**Brief**
Report back every line of the entries that contains "placeholder", exactly as written.

**Listed records**
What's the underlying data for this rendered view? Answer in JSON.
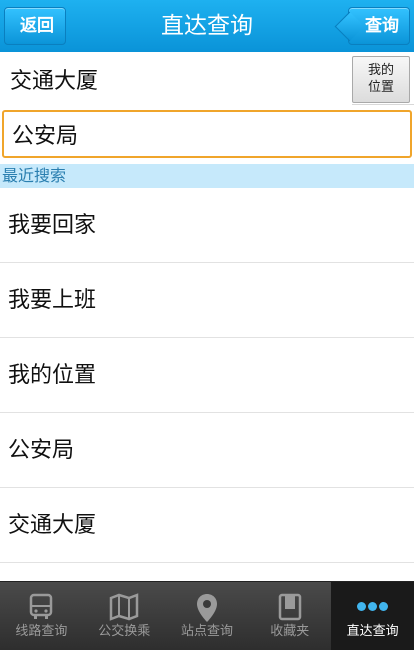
{
  "header": {
    "title": "直达查询",
    "back_label": "返回",
    "query_label": "查询"
  },
  "search": {
    "origin_value": "交通大厦",
    "dest_value": "公安局",
    "my_location_line1": "我的",
    "my_location_line2": "位置"
  },
  "recent": {
    "title": "最近搜索",
    "items": [
      "我要回家",
      "我要上班",
      "我的位置",
      "公安局",
      "交通大厦"
    ]
  },
  "tabbar": {
    "tabs": [
      {
        "label": "线路查询",
        "icon": "bus-icon"
      },
      {
        "label": "公交换乘",
        "icon": "map-icon"
      },
      {
        "label": "站点查询",
        "icon": "location-pin-icon"
      },
      {
        "label": "收藏夹",
        "icon": "bookmark-icon"
      },
      {
        "label": "直达查询",
        "icon": "more-dots-icon"
      }
    ]
  },
  "colors": {
    "header_blue": "#0a93d8",
    "focus_orange": "#f0a52b",
    "section_bg": "#c6e9fb",
    "tabbar_bg": "#2e2e2e",
    "accent_dot": "#41b5ee"
  }
}
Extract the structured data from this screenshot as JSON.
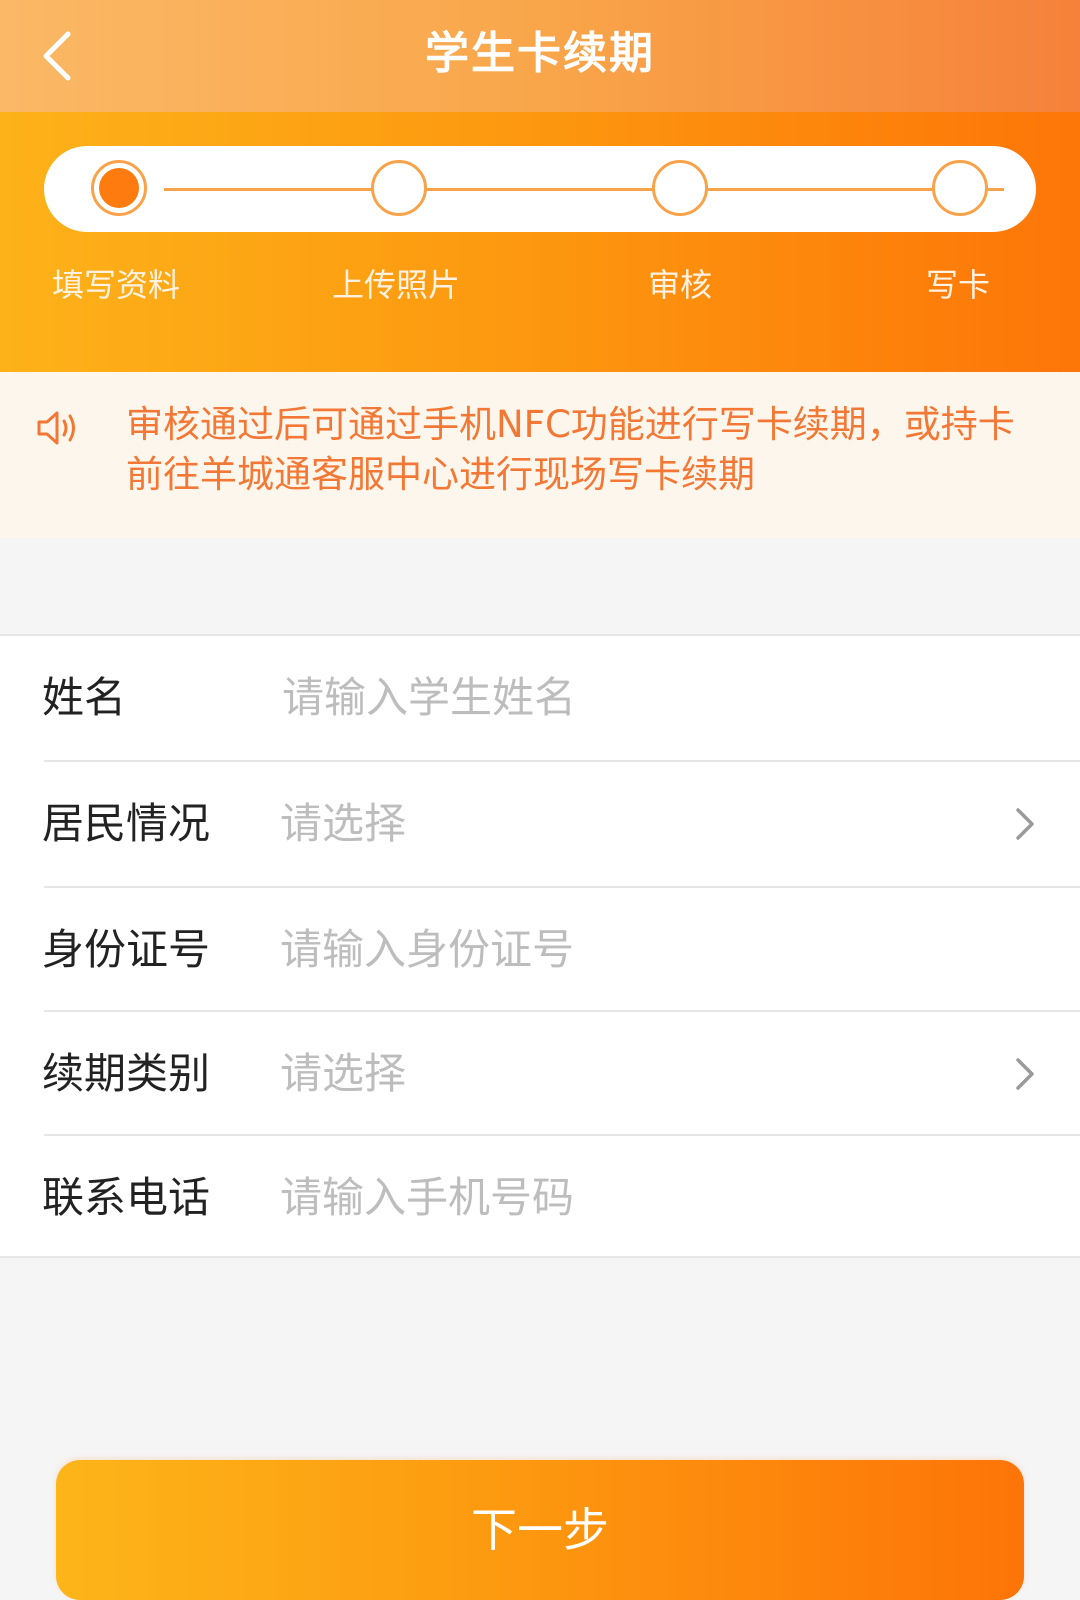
{
  "header": {
    "title": "学生卡续期",
    "back_icon": "chevron-left-icon"
  },
  "steps": {
    "current": 1,
    "items": [
      {
        "label": "填写资料"
      },
      {
        "label": "上传照片"
      },
      {
        "label": "审核"
      },
      {
        "label": "写卡"
      }
    ]
  },
  "notice": {
    "icon": "speaker-icon",
    "text": "审核通过后可通过手机NFC功能进行写卡续期，或持卡前往羊城通客服中心进行现场写卡续期"
  },
  "form": {
    "fields": [
      {
        "label": "姓名",
        "placeholder": "请输入学生姓名",
        "type": "text"
      },
      {
        "label": "居民情况",
        "placeholder": "请选择",
        "type": "select"
      },
      {
        "label": "身份证号",
        "placeholder": "请输入身份证号",
        "type": "text"
      },
      {
        "label": "续期类别",
        "placeholder": "请选择",
        "type": "select"
      },
      {
        "label": "联系电话",
        "placeholder": "请输入手机号码",
        "type": "text"
      }
    ]
  },
  "actions": {
    "next_label": "下一步"
  },
  "colors": {
    "accent": "#fd8a0c",
    "notice_text": "#f37835",
    "notice_bg": "#fdf6ec"
  }
}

**Solved problem**
        "placeholder": "请输入学生姓名",
        "placeholder": "请选择",
        "placeholder": "请输入身份证号",
        "placeholder": "请选择",
        "placeholder": "请输入手机号码",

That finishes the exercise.